You will be given specific instructions on how to prepare for surgery, including: guidelines on eating and drinking; avoiding smoking; and taking or avoiding certain vitamins and medications.  Carefully following these instructions will help your surgery go more smoothly.

While you’re making preparations, be sure to arrange for someone to drive you home after surgery, and to help you out for a few days if needed.


Eyelid surgery may be performed in a surgeon’s office or an outpatient surgery center on an outpatient basis, rarely requiring an inpatient stay.


Eyelid surgery is usually performed under general anesthesia – which means you will sleep through the operation.


Blepharoplasty typically takes one to three hours, depending on the extent of the surgery.

In a typical procedure, the surgeon makes incisions following the natural lines of your eyelids, in the creases of your upper lids and just below the lashes in the lower lids.  The incisions may extend into the crow’s feet or laugh lines at the outer corners of your eyes.  Working through these incisions, the surgeon separates the skin from underlying fatty tissue and muscle, removes excess fat, and often trims any excess saggy skin and muscle.  The incisions are closed with very fine sutures.

If your problem is pockets of fat beneath your lower eyelids but you don’t need to have any skin removed, you may need a transconjunctival blepharoplasty.  In this procedure the incision is made inside your lower eyelid, leaving no visible scar.  It is primarily performed on younger patients with thicker, more elastic skin.

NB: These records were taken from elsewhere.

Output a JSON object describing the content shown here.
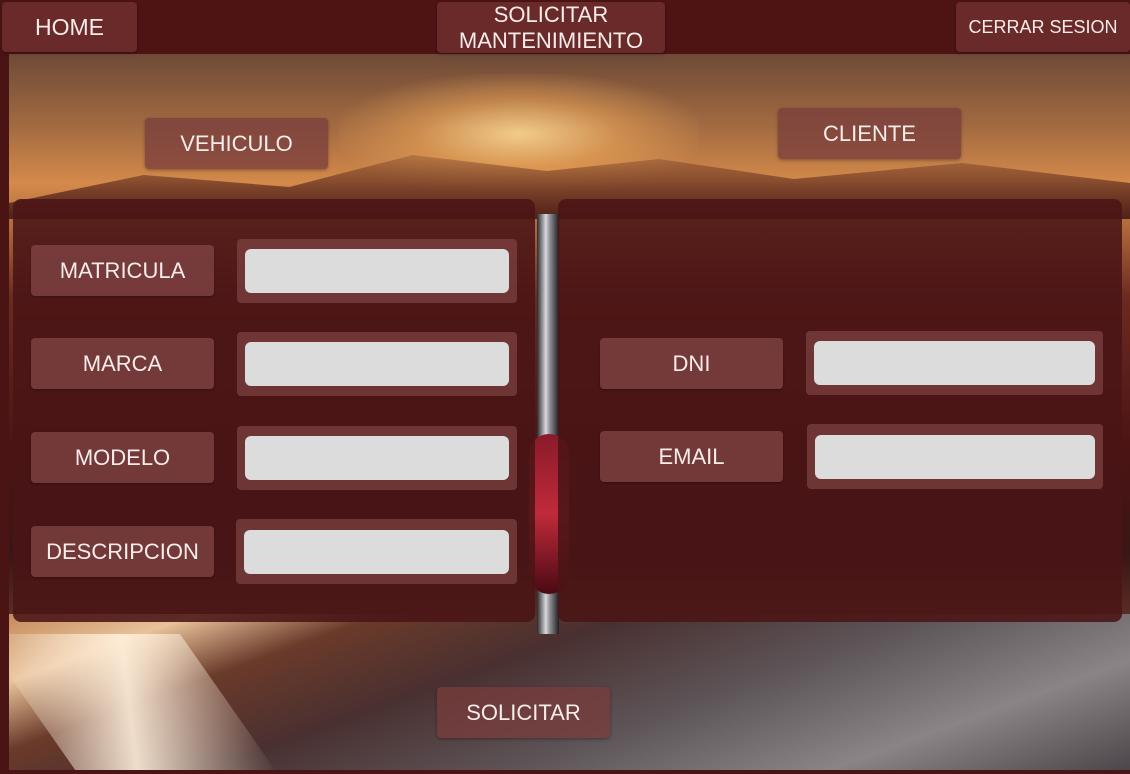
{
  "nav": {
    "home_label": "HOME",
    "request_label": "SOLICITAR\nMANTENIMIENTO",
    "logout_label": "CERRAR SESION"
  },
  "vehicle": {
    "heading": "VEHICULO",
    "fields": [
      {
        "label": "MATRICULA",
        "value": "",
        "placeholder": ""
      },
      {
        "label": "MARCA",
        "value": "",
        "placeholder": ""
      },
      {
        "label": "MODELO",
        "value": "",
        "placeholder": ""
      },
      {
        "label": "DESCRIPCION",
        "value": "",
        "placeholder": ""
      }
    ]
  },
  "client": {
    "heading": "CLIENTE",
    "fields": [
      {
        "label": "DNI",
        "value": "",
        "placeholder": ""
      },
      {
        "label": "EMAIL",
        "value": "",
        "placeholder": ""
      }
    ]
  },
  "submit_label": "SOLICITAR",
  "colors": {
    "topbar": "#4e1414",
    "panel": "#4a1416",
    "button": "#7a3c3c",
    "input": "#dcdcdc"
  }
}
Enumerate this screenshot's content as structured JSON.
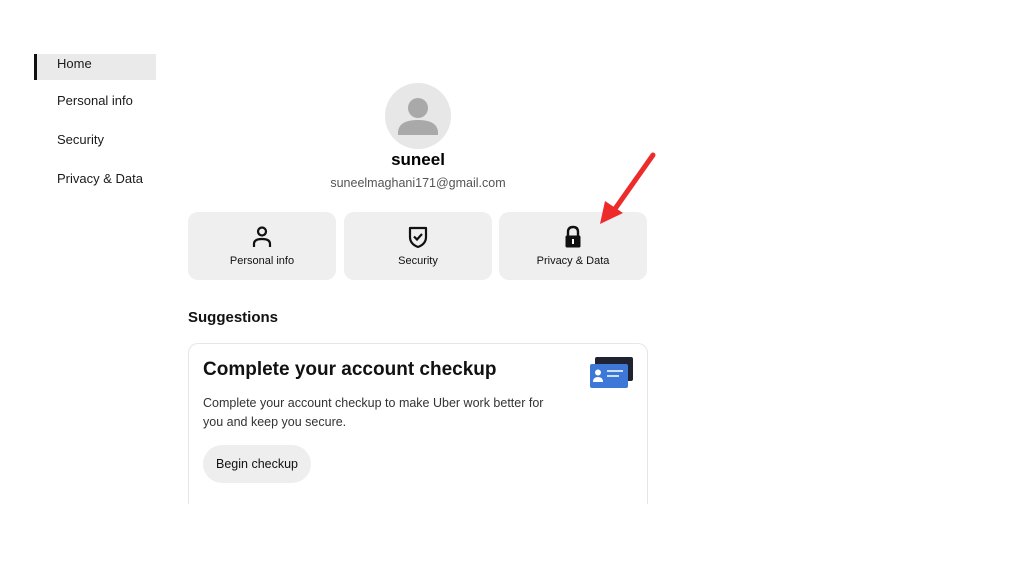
{
  "sidebar": {
    "items": [
      {
        "label": "Home"
      },
      {
        "label": "Personal info"
      },
      {
        "label": "Security"
      },
      {
        "label": "Privacy & Data"
      }
    ]
  },
  "profile": {
    "name": "suneel",
    "email": "suneelmaghani171@gmail.com"
  },
  "quick_access": [
    {
      "label": "Personal info",
      "icon": "person-icon"
    },
    {
      "label": "Security",
      "icon": "shield-check-icon"
    },
    {
      "label": "Privacy & Data",
      "icon": "lock-icon"
    }
  ],
  "suggestions": {
    "title": "Suggestions",
    "card": {
      "heading": "Complete your account checkup",
      "body": "Complete your account checkup to make Uber work better for you and keep you secure.",
      "button": "Begin checkup",
      "illustration": "id-card-icon"
    }
  },
  "annotation": {
    "arrow_color": "#ee2b2b",
    "points_to": "Privacy & Data"
  }
}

After surgery, your eyelids may feel tight and sore as the anesthesia wears off.  You can control any discomfort with ice compresses and the pain medication prescribed.  If you feel any severe pain, call your surgeon immediately.

Your surgeon will instruct you to keep your head elevated and rest your eyes for several days, and to use cold compresses to reduce swelling and bruising.  Bruising varies from person to person and reaches its peak during the first 48 hours and can last from two weeks to a month.  For the first few weeks you may also experience excessive tearing, sensitivity to light, and temporary changes in your eyesight, such as blurring or double vision.

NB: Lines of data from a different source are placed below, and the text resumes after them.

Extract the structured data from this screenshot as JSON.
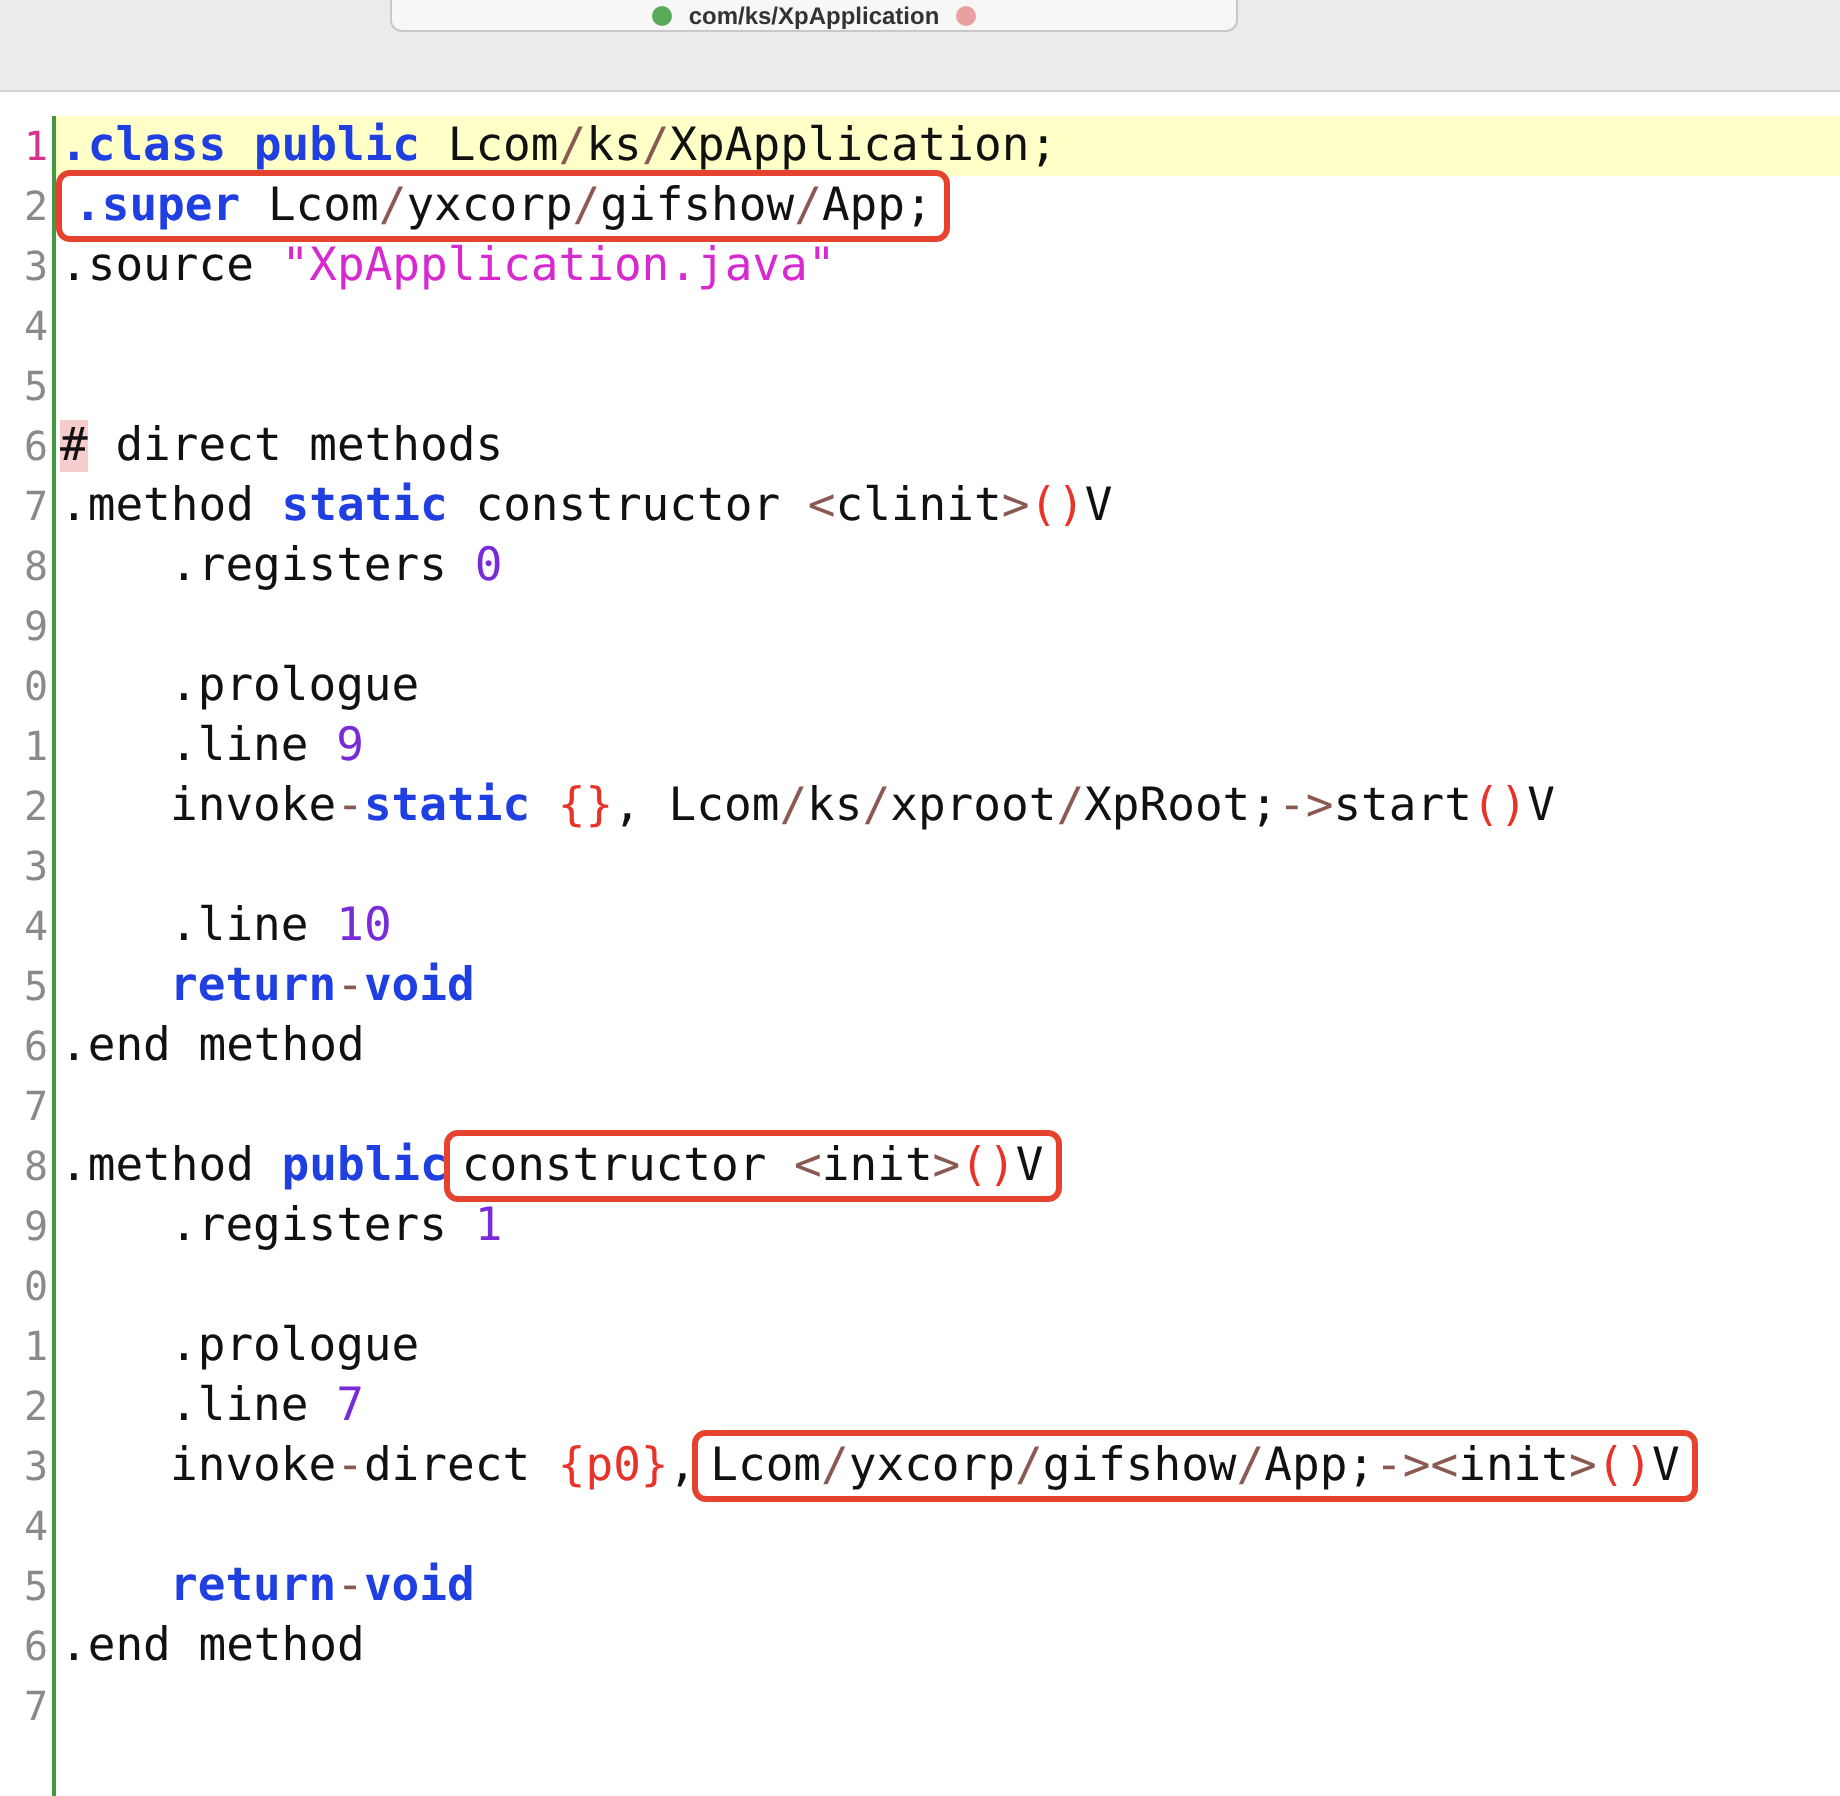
{
  "tab": {
    "label": "com/ks/XpApplication"
  },
  "lines": [
    {
      "number": "1",
      "highlighted": true,
      "indented": false,
      "segments": [
        {
          "boxed": false,
          "tokens": [
            {
              "kind": "keyword",
              "text": ".class public"
            },
            {
              "kind": "plain",
              "text": " Lcom"
            },
            {
              "kind": "sep",
              "text": "/"
            },
            {
              "kind": "plain",
              "text": "ks"
            },
            {
              "kind": "sep",
              "text": "/"
            },
            {
              "kind": "plain",
              "text": "XpApplication;"
            }
          ]
        }
      ]
    },
    {
      "number": "2",
      "highlighted": false,
      "indented": false,
      "segments": [
        {
          "boxed": true,
          "tokens": [
            {
              "kind": "keyword",
              "text": ".super"
            },
            {
              "kind": "plain",
              "text": " Lcom"
            },
            {
              "kind": "sep",
              "text": "/"
            },
            {
              "kind": "plain",
              "text": "yxcorp"
            },
            {
              "kind": "sep",
              "text": "/"
            },
            {
              "kind": "plain",
              "text": "gifshow"
            },
            {
              "kind": "sep",
              "text": "/"
            },
            {
              "kind": "plain",
              "text": "App;"
            }
          ]
        }
      ]
    },
    {
      "number": "3",
      "highlighted": false,
      "indented": false,
      "segments": [
        {
          "boxed": false,
          "tokens": [
            {
              "kind": "plain",
              "text": ".source "
            },
            {
              "kind": "string",
              "text": "\"XpApplication.java\""
            }
          ]
        }
      ]
    },
    {
      "number": "4",
      "highlighted": false
    },
    {
      "number": "5",
      "highlighted": false
    },
    {
      "number": "6",
      "highlighted": false,
      "indented": false,
      "segments": [
        {
          "boxed": false,
          "tokens": [
            {
              "kind": "marker",
              "text": "#"
            },
            {
              "kind": "plain",
              "text": " direct methods"
            }
          ]
        }
      ]
    },
    {
      "number": "7",
      "highlighted": false,
      "indented": false,
      "segments": [
        {
          "boxed": false,
          "tokens": [
            {
              "kind": "plain",
              "text": ".method "
            },
            {
              "kind": "keyword",
              "text": "static"
            },
            {
              "kind": "plain",
              "text": " constructor "
            },
            {
              "kind": "sep",
              "text": "<"
            },
            {
              "kind": "plain",
              "text": "clinit"
            },
            {
              "kind": "sep",
              "text": ">"
            },
            {
              "kind": "punct",
              "text": "()"
            },
            {
              "kind": "plain",
              "text": "V"
            }
          ]
        }
      ]
    },
    {
      "number": "8",
      "highlighted": false,
      "indented": true,
      "segments": [
        {
          "boxed": false,
          "tokens": [
            {
              "kind": "plain",
              "text": ".registers "
            },
            {
              "kind": "number",
              "text": "0"
            }
          ]
        }
      ]
    },
    {
      "number": "9",
      "highlighted": false
    },
    {
      "number": "0",
      "highlighted": false,
      "indented": true,
      "segments": [
        {
          "boxed": false,
          "tokens": [
            {
              "kind": "plain",
              "text": ".prologue"
            }
          ]
        }
      ]
    },
    {
      "number": "1",
      "highlighted": false,
      "indented": true,
      "segments": [
        {
          "boxed": false,
          "tokens": [
            {
              "kind": "plain",
              "text": ".line "
            },
            {
              "kind": "number",
              "text": "9"
            }
          ]
        }
      ]
    },
    {
      "number": "2",
      "highlighted": false,
      "indented": true,
      "segments": [
        {
          "boxed": false,
          "tokens": [
            {
              "kind": "plain",
              "text": "invoke"
            },
            {
              "kind": "sep",
              "text": "-"
            },
            {
              "kind": "keyword",
              "text": "static"
            },
            {
              "kind": "punct",
              "text": " {}"
            },
            {
              "kind": "plain",
              "text": ", Lcom"
            },
            {
              "kind": "sep",
              "text": "/"
            },
            {
              "kind": "plain",
              "text": "ks"
            },
            {
              "kind": "sep",
              "text": "/"
            },
            {
              "kind": "plain",
              "text": "xproot"
            },
            {
              "kind": "sep",
              "text": "/"
            },
            {
              "kind": "plain",
              "text": "XpRoot;"
            },
            {
              "kind": "sep",
              "text": "->"
            },
            {
              "kind": "plain",
              "text": "start"
            },
            {
              "kind": "punct",
              "text": "()"
            },
            {
              "kind": "plain",
              "text": "V"
            }
          ]
        }
      ]
    },
    {
      "number": "3",
      "highlighted": false
    },
    {
      "number": "4",
      "highlighted": false,
      "indented": true,
      "segments": [
        {
          "boxed": false,
          "tokens": [
            {
              "kind": "plain",
              "text": ".line "
            },
            {
              "kind": "number",
              "text": "10"
            }
          ]
        }
      ]
    },
    {
      "number": "5",
      "highlighted": false,
      "indented": true,
      "segments": [
        {
          "boxed": false,
          "tokens": [
            {
              "kind": "keyword",
              "text": "return"
            },
            {
              "kind": "sep",
              "text": "-"
            },
            {
              "kind": "keyword",
              "text": "void"
            }
          ]
        }
      ]
    },
    {
      "number": "6",
      "highlighted": false,
      "indented": false,
      "segments": [
        {
          "boxed": false,
          "tokens": [
            {
              "kind": "plain",
              "text": ".end method"
            }
          ]
        }
      ]
    },
    {
      "number": "7",
      "highlighted": false
    },
    {
      "number": "8",
      "highlighted": false,
      "indented": false,
      "segments": [
        {
          "boxed": false,
          "tokens": [
            {
              "kind": "plain",
              "text": ".method "
            },
            {
              "kind": "keyword",
              "text": "public"
            }
          ]
        },
        {
          "boxed": true,
          "tokens": [
            {
              "kind": "plain",
              "text": "constructor "
            },
            {
              "kind": "sep",
              "text": "<"
            },
            {
              "kind": "plain",
              "text": "init"
            },
            {
              "kind": "sep",
              "text": ">"
            },
            {
              "kind": "punct",
              "text": "()"
            },
            {
              "kind": "plain",
              "text": "V"
            }
          ]
        }
      ]
    },
    {
      "number": "9",
      "highlighted": false,
      "indented": true,
      "segments": [
        {
          "boxed": false,
          "tokens": [
            {
              "kind": "plain",
              "text": ".registers "
            },
            {
              "kind": "number",
              "text": "1"
            }
          ]
        }
      ]
    },
    {
      "number": "0",
      "highlighted": false
    },
    {
      "number": "1",
      "highlighted": false,
      "indented": true,
      "segments": [
        {
          "boxed": false,
          "tokens": [
            {
              "kind": "plain",
              "text": ".prologue"
            }
          ]
        }
      ]
    },
    {
      "number": "2",
      "highlighted": false,
      "indented": true,
      "segments": [
        {
          "boxed": false,
          "tokens": [
            {
              "kind": "plain",
              "text": ".line "
            },
            {
              "kind": "number",
              "text": "7"
            }
          ]
        }
      ]
    },
    {
      "number": "3",
      "highlighted": false,
      "indented": true,
      "segments": [
        {
          "boxed": false,
          "tokens": [
            {
              "kind": "plain",
              "text": "invoke"
            },
            {
              "kind": "sep",
              "text": "-"
            },
            {
              "kind": "plain",
              "text": "direct "
            },
            {
              "kind": "punct",
              "text": "{p0}"
            },
            {
              "kind": "plain",
              "text": ","
            }
          ]
        },
        {
          "boxed": true,
          "tokens": [
            {
              "kind": "plain",
              "text": "Lcom"
            },
            {
              "kind": "sep",
              "text": "/"
            },
            {
              "kind": "plain",
              "text": "yxcorp"
            },
            {
              "kind": "sep",
              "text": "/"
            },
            {
              "kind": "plain",
              "text": "gifshow"
            },
            {
              "kind": "sep",
              "text": "/"
            },
            {
              "kind": "plain",
              "text": "App;"
            },
            {
              "kind": "sep",
              "text": "->"
            },
            {
              "kind": "sep",
              "text": "<"
            },
            {
              "kind": "plain",
              "text": "init"
            },
            {
              "kind": "sep",
              "text": ">"
            },
            {
              "kind": "punct",
              "text": "()"
            },
            {
              "kind": "plain",
              "text": "V"
            }
          ]
        }
      ]
    },
    {
      "number": "4",
      "highlighted": false
    },
    {
      "number": "5",
      "highlighted": false,
      "indented": true,
      "segments": [
        {
          "boxed": false,
          "tokens": [
            {
              "kind": "keyword",
              "text": "return"
            },
            {
              "kind": "sep",
              "text": "-"
            },
            {
              "kind": "keyword",
              "text": "void"
            }
          ]
        }
      ]
    },
    {
      "number": "6",
      "highlighted": false,
      "indented": false,
      "segments": [
        {
          "boxed": false,
          "tokens": [
            {
              "kind": "plain",
              "text": ".end method"
            }
          ]
        }
      ]
    },
    {
      "number": "7",
      "highlighted": false
    }
  ]
}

The stitches will be removed in about 5 days after surgery.  Once they’re out, the swelling and discoloration around your eyes will gradually subside, and you’ll start to look and feel much better.  You need to be very cautious about your eyelids. For example, do not let the shower water hit your face.


You should be able to read or watch television after two or three days.  However, you won’t be able to wear contact lenses for about two weeks, and even then they may feel uncomfortable for a while.

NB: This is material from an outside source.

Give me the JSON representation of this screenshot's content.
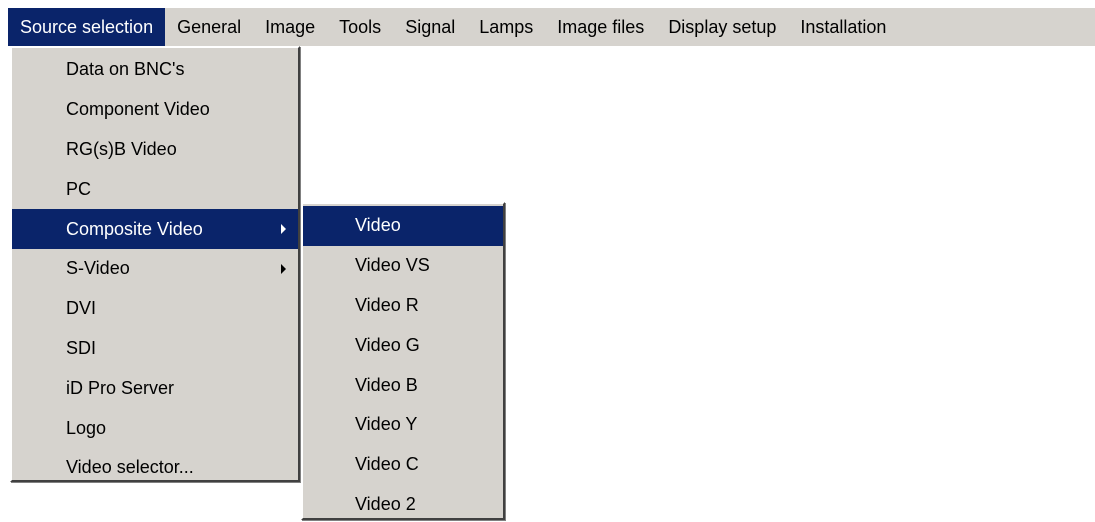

Most people feel ready to go out in public and back to work in a week to 10 days.  By then, depending on your rate of healing, you’ll be able to wear makeup to hide any bruising that may remain.  You may be sensitive to sunlight, wind, and other irritants for several weeks, so you should wear sunglasses when you go out.

Keep your activities to a minimum for three to five days, and avoid more strenuous activities for about three weeks.  It’s especially important to avoid activities that raise your blood pressure, including bending, lifting, and rigorous sports.


Healing is a gradual process, and your scars may remain slightly pink for six months or more after surgery.  Eventually, most scars will fade to a thin, nearly invisible white line.

On the other hand, the positive results of your eyelid surgery- a more alert and youthful look-should last for years.  For many people, these results are permanent.

As people age, the eyelid skin stretches, muscles weaken, and fat accumulates around the eyes, causing “bags” above and below.
The surgeon closes the incisions with fine sutures, which will leave nearly invisible scars.
Before surgery, the surgeon marks the incision sites, following the natural lines and creases of the upper and lower eyelids.
Underlying fat, along with excess skin and muscle, can be removed during the operation.
In a transconjunctival blepharoplasty, a tiny incision is made inside the lower eyelid and fat is removed with fine forceps. No skin is removed, and the incision is closed with dissolving sutures.
After surgery, the upper eyelids no longer droop and the skin under the eyes is smooth and firm.